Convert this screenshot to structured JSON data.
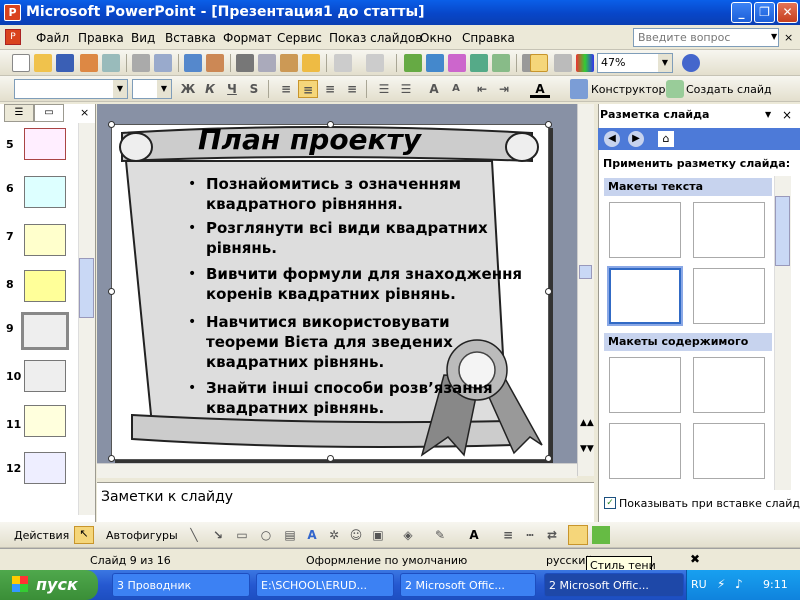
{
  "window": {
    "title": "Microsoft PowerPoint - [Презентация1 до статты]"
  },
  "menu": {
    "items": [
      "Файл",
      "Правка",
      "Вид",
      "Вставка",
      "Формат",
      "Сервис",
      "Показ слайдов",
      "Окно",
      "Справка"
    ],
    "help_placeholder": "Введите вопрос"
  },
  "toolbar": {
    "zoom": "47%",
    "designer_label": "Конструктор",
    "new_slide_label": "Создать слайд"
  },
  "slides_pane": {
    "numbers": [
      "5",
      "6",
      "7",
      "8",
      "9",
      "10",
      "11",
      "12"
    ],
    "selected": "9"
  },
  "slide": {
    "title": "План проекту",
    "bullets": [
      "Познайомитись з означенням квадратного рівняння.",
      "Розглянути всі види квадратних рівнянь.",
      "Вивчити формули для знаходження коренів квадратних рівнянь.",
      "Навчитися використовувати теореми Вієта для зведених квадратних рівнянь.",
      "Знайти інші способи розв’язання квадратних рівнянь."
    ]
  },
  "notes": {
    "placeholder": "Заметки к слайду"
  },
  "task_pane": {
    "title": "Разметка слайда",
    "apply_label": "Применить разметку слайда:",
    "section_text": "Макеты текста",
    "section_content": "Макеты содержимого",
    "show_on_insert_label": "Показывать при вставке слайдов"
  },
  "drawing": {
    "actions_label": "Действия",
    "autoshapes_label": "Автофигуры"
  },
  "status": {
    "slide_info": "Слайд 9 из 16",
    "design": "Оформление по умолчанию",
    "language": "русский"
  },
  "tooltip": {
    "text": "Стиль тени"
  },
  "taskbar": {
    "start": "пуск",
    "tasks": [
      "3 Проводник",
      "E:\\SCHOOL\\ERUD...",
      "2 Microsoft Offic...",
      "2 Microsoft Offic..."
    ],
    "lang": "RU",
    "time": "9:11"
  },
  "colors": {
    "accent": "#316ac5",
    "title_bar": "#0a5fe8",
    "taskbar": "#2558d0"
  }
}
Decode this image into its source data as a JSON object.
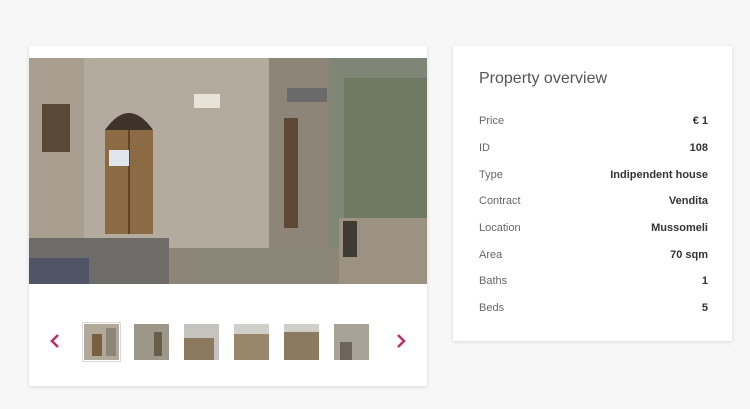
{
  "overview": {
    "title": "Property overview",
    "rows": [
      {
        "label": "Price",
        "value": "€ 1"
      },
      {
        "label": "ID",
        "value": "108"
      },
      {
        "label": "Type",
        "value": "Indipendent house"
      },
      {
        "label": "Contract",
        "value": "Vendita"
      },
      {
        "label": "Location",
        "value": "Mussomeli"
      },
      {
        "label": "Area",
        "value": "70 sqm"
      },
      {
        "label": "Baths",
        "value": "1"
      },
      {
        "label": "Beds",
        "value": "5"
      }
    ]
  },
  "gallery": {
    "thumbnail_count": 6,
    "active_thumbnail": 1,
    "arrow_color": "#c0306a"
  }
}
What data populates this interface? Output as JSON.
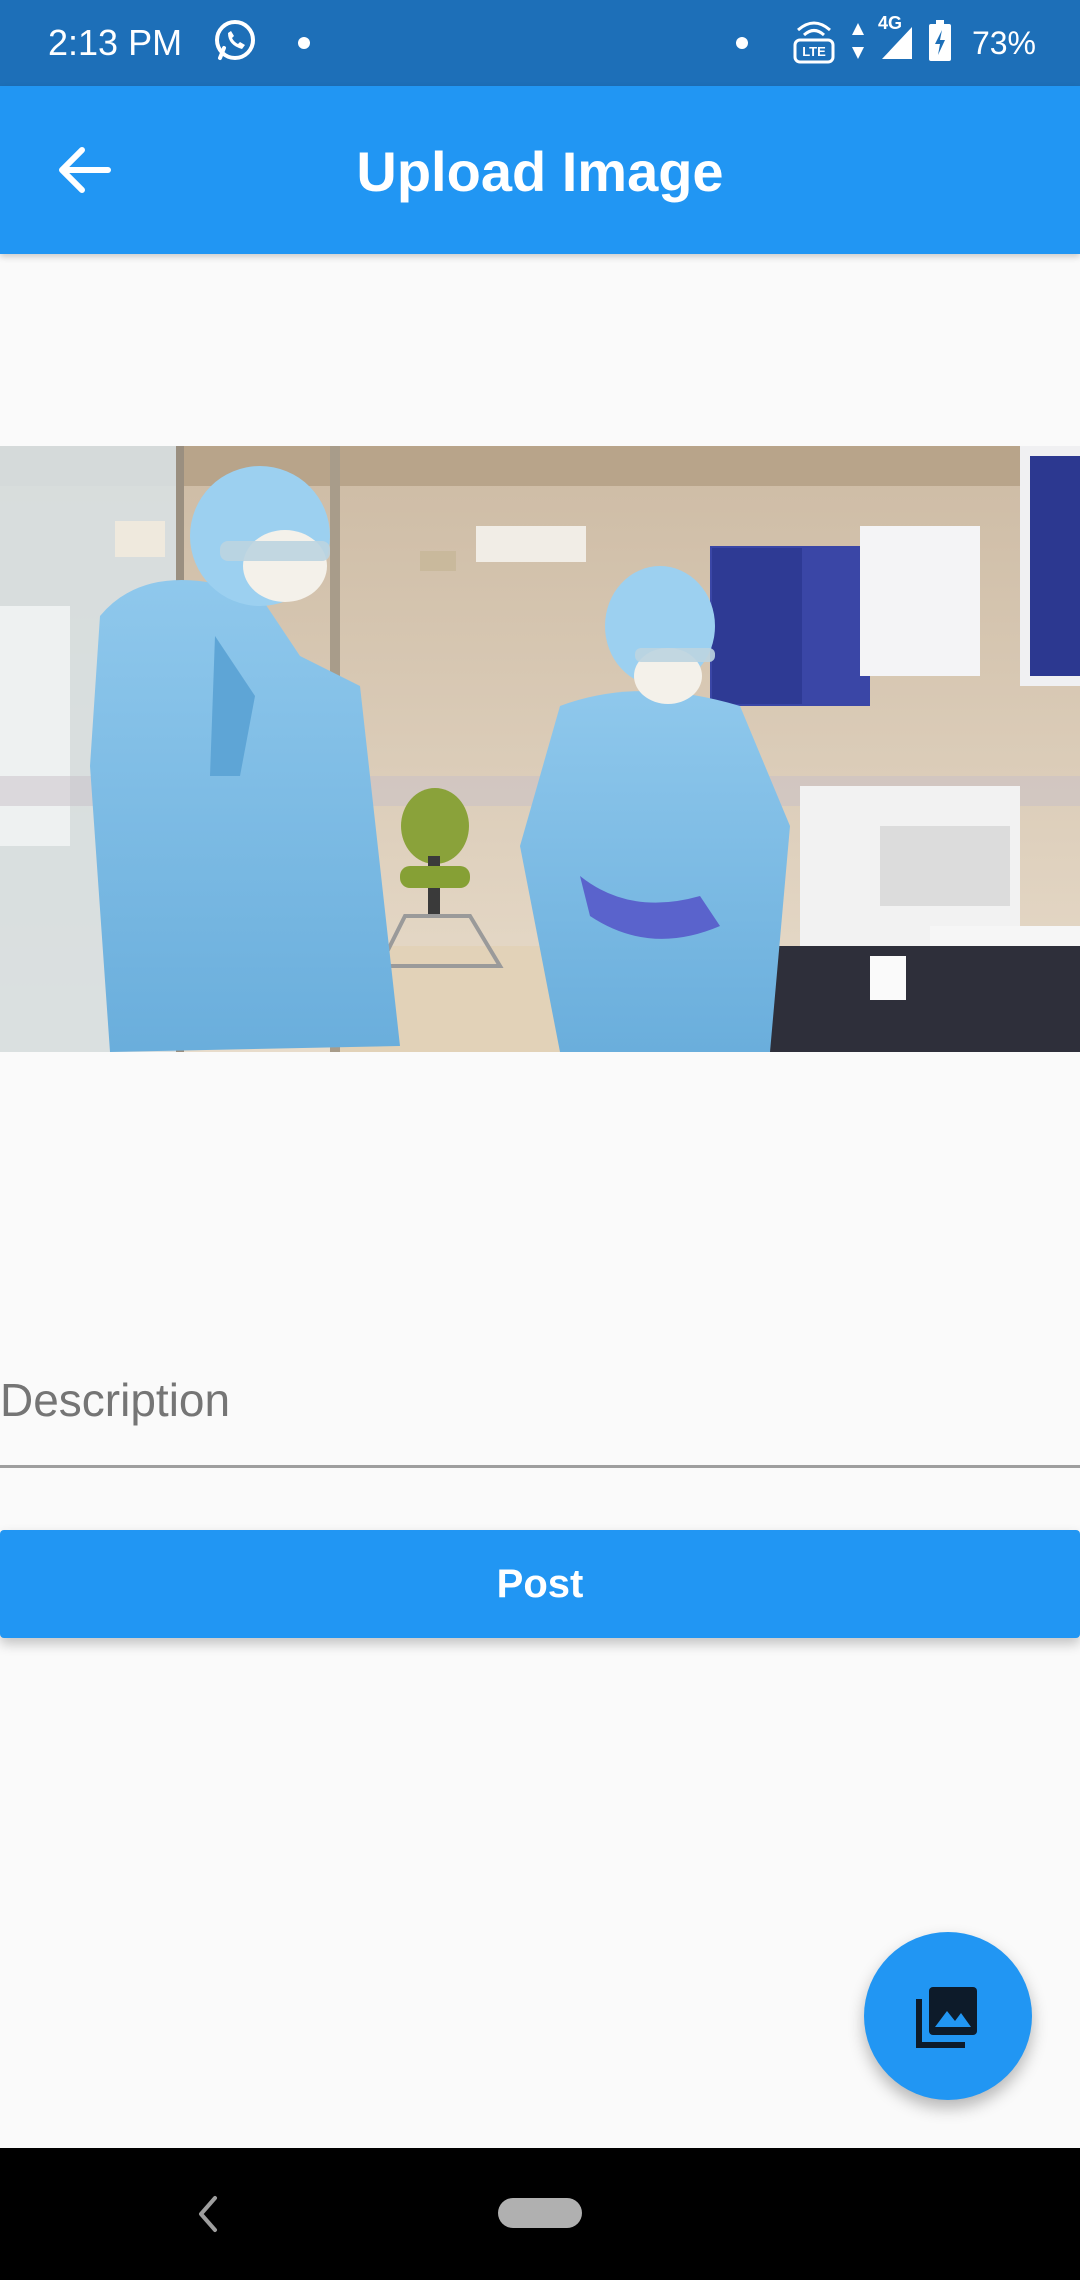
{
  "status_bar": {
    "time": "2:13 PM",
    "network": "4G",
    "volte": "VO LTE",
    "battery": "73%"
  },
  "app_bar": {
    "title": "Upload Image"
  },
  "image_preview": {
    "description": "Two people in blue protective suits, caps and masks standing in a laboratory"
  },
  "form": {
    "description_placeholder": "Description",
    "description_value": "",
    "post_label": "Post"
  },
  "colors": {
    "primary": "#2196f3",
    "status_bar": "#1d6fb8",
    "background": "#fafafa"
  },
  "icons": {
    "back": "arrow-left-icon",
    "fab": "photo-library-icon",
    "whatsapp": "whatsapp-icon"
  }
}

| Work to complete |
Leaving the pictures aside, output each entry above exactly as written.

| Exercise response |
Convert this screenshot to structured JSON data.
{
  "window": {
    "title": "Microsoft PowerPoint - [Презентация1 до статты]"
  },
  "menu": {
    "items": [
      "Файл",
      "Правка",
      "Вид",
      "Вставка",
      "Формат",
      "Сервис",
      "Показ слайдов",
      "Окно",
      "Справка"
    ],
    "help_placeholder": "Введите вопрос"
  },
  "toolbar": {
    "zoom": "47%",
    "designer_label": "Конструктор",
    "new_slide_label": "Создать слайд"
  },
  "slides_pane": {
    "numbers": [
      "5",
      "6",
      "7",
      "8",
      "9",
      "10",
      "11",
      "12"
    ],
    "selected": "9"
  },
  "slide": {
    "title": "План проекту",
    "bullets": [
      "Познайомитись з означенням квадратного рівняння.",
      "Розглянути всі види квадратних рівнянь.",
      "Вивчити формули для знаходження коренів квадратних рівнянь.",
      "Навчитися використовувати теореми Вієта для зведених квадратних рівнянь.",
      "Знайти інші способи розв’язання квадратних рівнянь."
    ]
  },
  "notes": {
    "placeholder": "Заметки к слайду"
  },
  "task_pane": {
    "title": "Разметка слайда",
    "apply_label": "Применить разметку слайда:",
    "section_text": "Макеты текста",
    "section_content": "Макеты содержимого",
    "show_on_insert_label": "Показывать при вставке слайдов"
  },
  "drawing": {
    "actions_label": "Действия",
    "autoshapes_label": "Автофигуры"
  },
  "status": {
    "slide_info": "Слайд 9 из 16",
    "design": "Оформление по умолчанию",
    "language": "русский"
  },
  "tooltip": {
    "text": "Стиль тени"
  },
  "taskbar": {
    "start": "пуск",
    "tasks": [
      "3 Проводник",
      "E:\\SCHOOL\\ERUD...",
      "2 Microsoft Offic...",
      "2 Microsoft Offic..."
    ],
    "lang": "RU",
    "time": "9:11"
  },
  "colors": {
    "accent": "#316ac5",
    "title_bar": "#0a5fe8",
    "taskbar": "#2558d0"
  }
}
Decode this image into its source data as a JSON object.
{
  "overview": {
    "title": "Property overview",
    "rows": [
      {
        "label": "Price",
        "value": "€ 1"
      },
      {
        "label": "ID",
        "value": "108"
      },
      {
        "label": "Type",
        "value": "Indipendent house"
      },
      {
        "label": "Contract",
        "value": "Vendita"
      },
      {
        "label": "Location",
        "value": "Mussomeli"
      },
      {
        "label": "Area",
        "value": "70 sqm"
      },
      {
        "label": "Baths",
        "value": "1"
      },
      {
        "label": "Beds",
        "value": "5"
      }
    ]
  },
  "gallery": {
    "thumbnail_count": 6,
    "active_thumbnail": 1,
    "arrow_color": "#c0306a"
  }
}
What data populates this interface? Output as JSON.
{
  "status_bar": {
    "time": "2:13 PM",
    "network": "4G",
    "volte": "VO LTE",
    "battery": "73%"
  },
  "app_bar": {
    "title": "Upload Image"
  },
  "image_preview": {
    "description": "Two people in blue protective suits, caps and masks standing in a laboratory"
  },
  "form": {
    "description_placeholder": "Description",
    "description_value": "",
    "post_label": "Post"
  },
  "colors": {
    "primary": "#2196f3",
    "status_bar": "#1d6fb8",
    "background": "#fafafa"
  },
  "icons": {
    "back": "arrow-left-icon",
    "fab": "photo-library-icon",
    "whatsapp": "whatsapp-icon"
  }
}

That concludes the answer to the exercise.